**WHAT IS BEING ASKED**
Wherever "icon" appears in a line of the listing, that line should be returned.

--- INFORMATION GIVEN Enclosed Below ---

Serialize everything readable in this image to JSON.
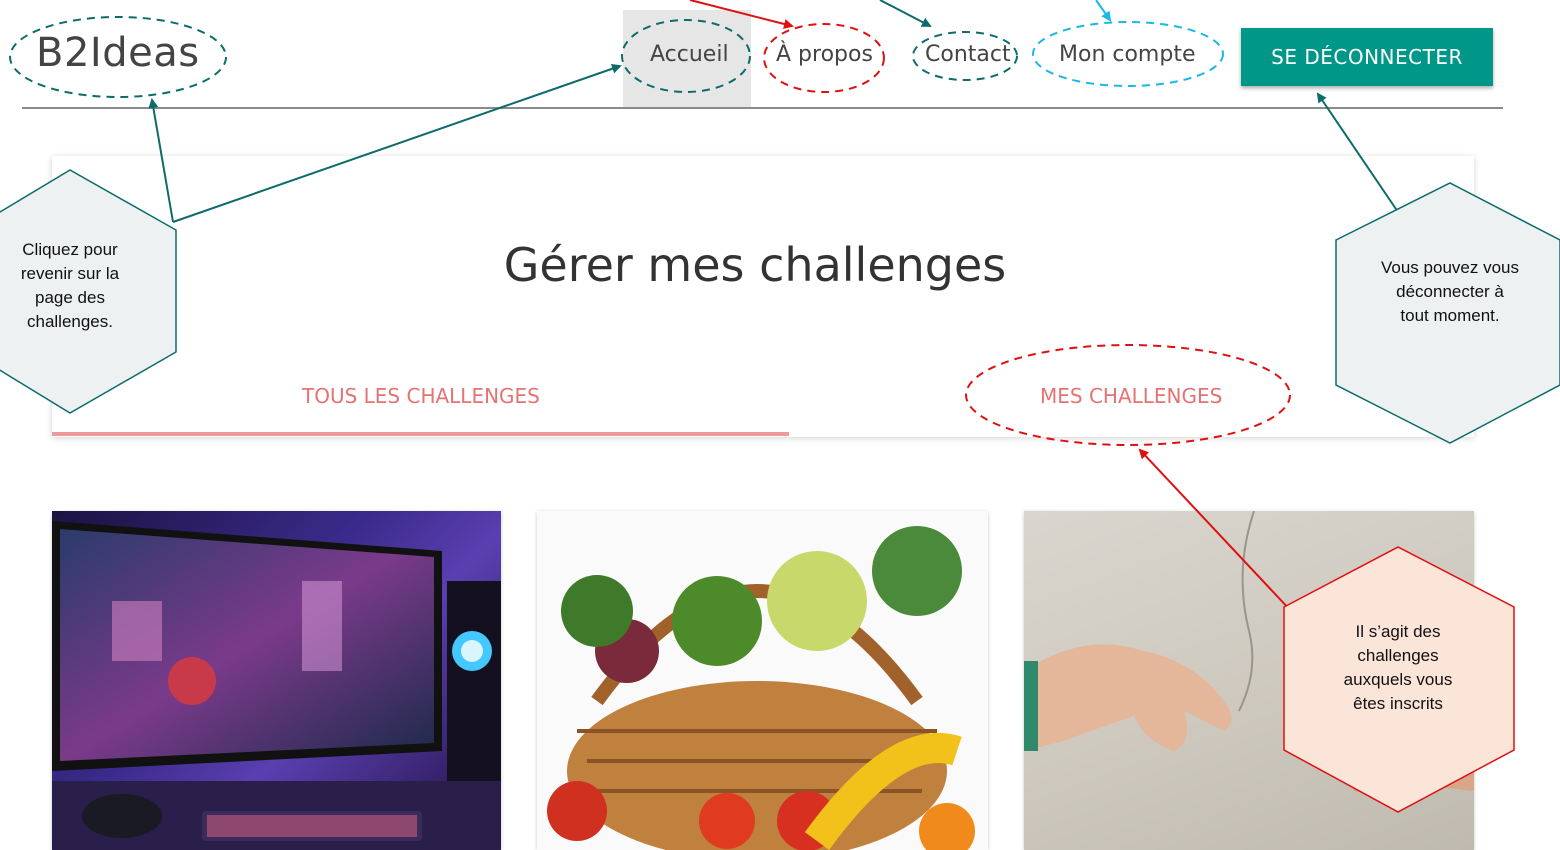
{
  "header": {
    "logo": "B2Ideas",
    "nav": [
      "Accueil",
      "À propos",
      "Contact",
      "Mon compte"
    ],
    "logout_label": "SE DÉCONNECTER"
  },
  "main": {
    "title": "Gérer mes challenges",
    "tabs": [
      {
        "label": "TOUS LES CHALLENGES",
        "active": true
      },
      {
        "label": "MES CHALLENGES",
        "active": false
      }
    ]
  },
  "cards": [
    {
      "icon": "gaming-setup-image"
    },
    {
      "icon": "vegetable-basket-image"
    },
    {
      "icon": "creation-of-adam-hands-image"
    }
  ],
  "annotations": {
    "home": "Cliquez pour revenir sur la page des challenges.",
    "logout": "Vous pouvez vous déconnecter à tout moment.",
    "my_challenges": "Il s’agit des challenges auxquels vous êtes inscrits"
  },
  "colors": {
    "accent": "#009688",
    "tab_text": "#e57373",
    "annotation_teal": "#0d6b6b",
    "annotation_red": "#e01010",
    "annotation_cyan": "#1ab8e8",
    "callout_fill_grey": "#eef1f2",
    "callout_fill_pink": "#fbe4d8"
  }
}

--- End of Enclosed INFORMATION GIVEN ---
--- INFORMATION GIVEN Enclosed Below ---

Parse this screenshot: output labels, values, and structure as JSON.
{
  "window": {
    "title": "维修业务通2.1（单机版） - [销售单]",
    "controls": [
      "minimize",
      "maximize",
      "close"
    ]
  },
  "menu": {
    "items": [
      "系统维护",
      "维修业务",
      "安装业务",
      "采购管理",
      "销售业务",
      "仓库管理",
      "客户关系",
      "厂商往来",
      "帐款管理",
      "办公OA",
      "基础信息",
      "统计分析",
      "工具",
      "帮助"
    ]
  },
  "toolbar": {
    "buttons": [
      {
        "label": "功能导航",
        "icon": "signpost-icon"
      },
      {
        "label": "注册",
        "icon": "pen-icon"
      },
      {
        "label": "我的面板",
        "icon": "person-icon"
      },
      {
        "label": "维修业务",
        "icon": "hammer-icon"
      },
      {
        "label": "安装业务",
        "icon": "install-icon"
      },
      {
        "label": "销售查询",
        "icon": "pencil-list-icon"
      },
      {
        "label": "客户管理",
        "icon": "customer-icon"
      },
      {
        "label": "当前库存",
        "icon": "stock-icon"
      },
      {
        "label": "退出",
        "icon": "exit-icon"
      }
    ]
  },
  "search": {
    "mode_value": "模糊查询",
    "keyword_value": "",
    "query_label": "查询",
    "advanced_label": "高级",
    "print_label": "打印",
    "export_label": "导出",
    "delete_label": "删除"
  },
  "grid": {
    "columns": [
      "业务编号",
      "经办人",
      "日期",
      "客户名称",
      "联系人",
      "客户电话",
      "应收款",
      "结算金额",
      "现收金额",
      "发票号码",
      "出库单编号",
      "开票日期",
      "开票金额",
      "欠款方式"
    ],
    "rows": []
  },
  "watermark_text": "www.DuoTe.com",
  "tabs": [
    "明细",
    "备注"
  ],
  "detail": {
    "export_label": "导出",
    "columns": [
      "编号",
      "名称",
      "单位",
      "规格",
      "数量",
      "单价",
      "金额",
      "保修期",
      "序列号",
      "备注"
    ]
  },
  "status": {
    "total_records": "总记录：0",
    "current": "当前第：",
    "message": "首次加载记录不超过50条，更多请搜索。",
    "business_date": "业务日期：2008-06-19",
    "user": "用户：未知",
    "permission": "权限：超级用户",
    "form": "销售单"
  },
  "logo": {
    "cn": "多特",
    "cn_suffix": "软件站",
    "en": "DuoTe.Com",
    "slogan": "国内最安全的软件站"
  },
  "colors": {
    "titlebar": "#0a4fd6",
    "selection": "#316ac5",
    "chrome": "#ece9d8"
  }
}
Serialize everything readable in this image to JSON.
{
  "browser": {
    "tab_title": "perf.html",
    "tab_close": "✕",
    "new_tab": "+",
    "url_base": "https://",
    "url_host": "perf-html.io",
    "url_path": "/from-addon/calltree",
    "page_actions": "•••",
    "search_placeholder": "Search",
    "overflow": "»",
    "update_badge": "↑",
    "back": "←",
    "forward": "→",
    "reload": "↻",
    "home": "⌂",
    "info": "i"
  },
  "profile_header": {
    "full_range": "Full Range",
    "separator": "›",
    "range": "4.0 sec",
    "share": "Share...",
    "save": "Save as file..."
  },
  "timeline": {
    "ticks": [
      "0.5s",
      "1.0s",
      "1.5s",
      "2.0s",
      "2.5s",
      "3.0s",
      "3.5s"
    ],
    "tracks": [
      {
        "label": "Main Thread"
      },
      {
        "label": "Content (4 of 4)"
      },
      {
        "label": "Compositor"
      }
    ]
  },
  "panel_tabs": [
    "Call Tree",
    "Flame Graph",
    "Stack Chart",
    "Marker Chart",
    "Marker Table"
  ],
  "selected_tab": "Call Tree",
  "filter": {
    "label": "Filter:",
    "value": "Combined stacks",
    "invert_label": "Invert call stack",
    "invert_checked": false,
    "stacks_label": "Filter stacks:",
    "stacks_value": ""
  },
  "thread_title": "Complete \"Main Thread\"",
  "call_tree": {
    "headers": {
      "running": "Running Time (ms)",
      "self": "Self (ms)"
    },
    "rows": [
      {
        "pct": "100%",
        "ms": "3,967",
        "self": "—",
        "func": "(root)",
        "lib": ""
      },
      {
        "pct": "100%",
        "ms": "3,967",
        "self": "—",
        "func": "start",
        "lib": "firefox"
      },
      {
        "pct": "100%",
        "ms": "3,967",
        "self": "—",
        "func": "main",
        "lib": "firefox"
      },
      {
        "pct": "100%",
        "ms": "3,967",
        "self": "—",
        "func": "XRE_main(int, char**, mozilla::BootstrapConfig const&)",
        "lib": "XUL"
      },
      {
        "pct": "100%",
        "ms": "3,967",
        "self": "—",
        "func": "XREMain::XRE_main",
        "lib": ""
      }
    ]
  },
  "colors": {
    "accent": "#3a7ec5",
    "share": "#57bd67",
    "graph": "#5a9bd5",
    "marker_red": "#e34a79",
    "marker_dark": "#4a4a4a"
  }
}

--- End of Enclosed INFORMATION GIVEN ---

**RESPONSE TO THE EXERCISE**
      "icon": "gaming-setup-image"
      "icon": "vegetable-basket-image"
      "icon": "creation-of-adam-hands-image"
        "icon": "signpost-icon"
        "icon": "pen-icon"
        "icon": "person-icon"
        "icon": "hammer-icon"
        "icon": "install-icon"
        "icon": "pencil-list-icon"
        "icon": "customer-icon"
        "icon": "stock-icon"
        "icon": "exit-icon"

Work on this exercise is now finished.